June 28, 2016
By Rep. Ann Lininger

When I met with my boss years ago to plan my maternity leave, he spoke admiringly of a woman who returned to her job two weeks after childbirth. I had no clear maternity-related benefits in that position, and our family needed my income. I went back to work after just six weeks. My baby, unfortunately, was unable to switch between nursing and bottle-feeding, so when I returned to work, my newborn stopped nursing. It was heartbreaking.

That experience is one reason I voted for a bill last year to create paid sick leave in Oregon. It is why I also support efforts to establish paid family medical leave.

The life experiences of legislators shape our priorities. I believe we need strong representation of mothers and women in lawmaking roles so that we have elected officials who understand firsthand the challenges that mothers and women face.

The State Department recently invited me to speak at the United Nations about why it matters to have women in lawmaking roles and how we can increase their representation. In the 1995 Beijing Platform for Action and the 1979 Convention on the Elimination of All Forms of Discrimination Against Women, United Nations members embraced the value of gender balance in lawmaking bodies as a way to improve women’s lives.
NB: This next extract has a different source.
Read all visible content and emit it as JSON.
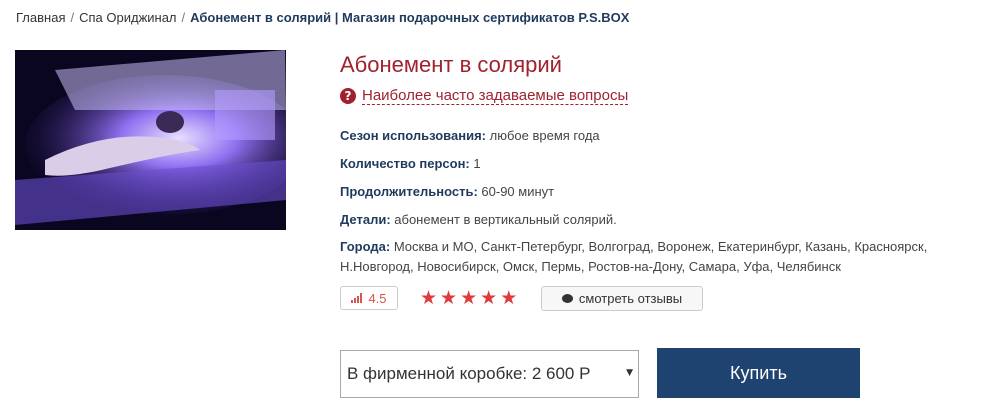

Now U.N. members are working to achieve that balance.

I expressed my view that Oregon’s relatively strong representation of women in lawmaking roles has helped us pass bills that make a real difference for women and families. Women in Oregon hold 31 percent of seats in the state Legislature compared to 24 percent nationally. Among Democrats, 41 percent of state legislators are women. Women also hold key leadership positions.

That makes a difference. Over the last two years, Oregon legislators have passed bills to prevent domestic abusers from possessing guns, improve government’s response to sexual assault crimes, expand access to affordable childcare, enable workers to earn paid sick leave, raise the minimum wage (which disproportionately affects women), make it easier for women to obtain birth control and help women who work part-time or intermittently due to caregiving needs save for retirement. We passed these bills with strong support from male colleagues, but women lawmakers played a key role in prioritizing this work.

We have made progress in achieving gender balance, and we need to make more because of the significant policy changes that can come about from more balanced elected bodies. Although women comprise over half the population, we hold disproportionately few seats in the Oregon Legislature — and a mere 20 percent of seats in Congress. That kind of lopsidedness gives rise to situations like the infamous all-male congressional hearings on women’s reproductive health care.

We need to expand use of approaches that help women win elections. Emerge Oregon teaches Democratic women the basic choreography of a campaign and provides guidance on topics like public speaking, fundraising and campaign staffing. The Oregon Women’s Campaign School provides similar training for pro-choice Republican and Democratic candidates. WINPAC (Women’s Investment Network Political Action Committee), the Mother PAC, Family Forward Action and pro-choice groups educate candidates on key issues and introduce them to community influencers and potential donors. Members of Oregon’s Fair Shot Coalition support candidates who share their values, and they help shape legislation that benefits women and families. The strategies these groups use are effective, and they can be replicated elsewhere.

At the conclusion of my remarks at the U.N., diplomats and advocates from around the world expressed strong interest in approaches we have used in Oregon to elect and empower women. I want Oregonians to know that.

To the women who have run for elected office in our state — regardless of whether you won — and to the advocates who supported them and helped craft legislation to benefit women and families: You have accomplished a great deal. Not only is your work helping people in Oregon — it is providing a model to improve the lives of people around the world.

Democrat Ann Lininger is a state representative, mother and attorney. She lives with her family in Lake Oswego and represents House District 38 in the Oregon Legislature. She is a graduate of the 2009 class of Emerge Oregon.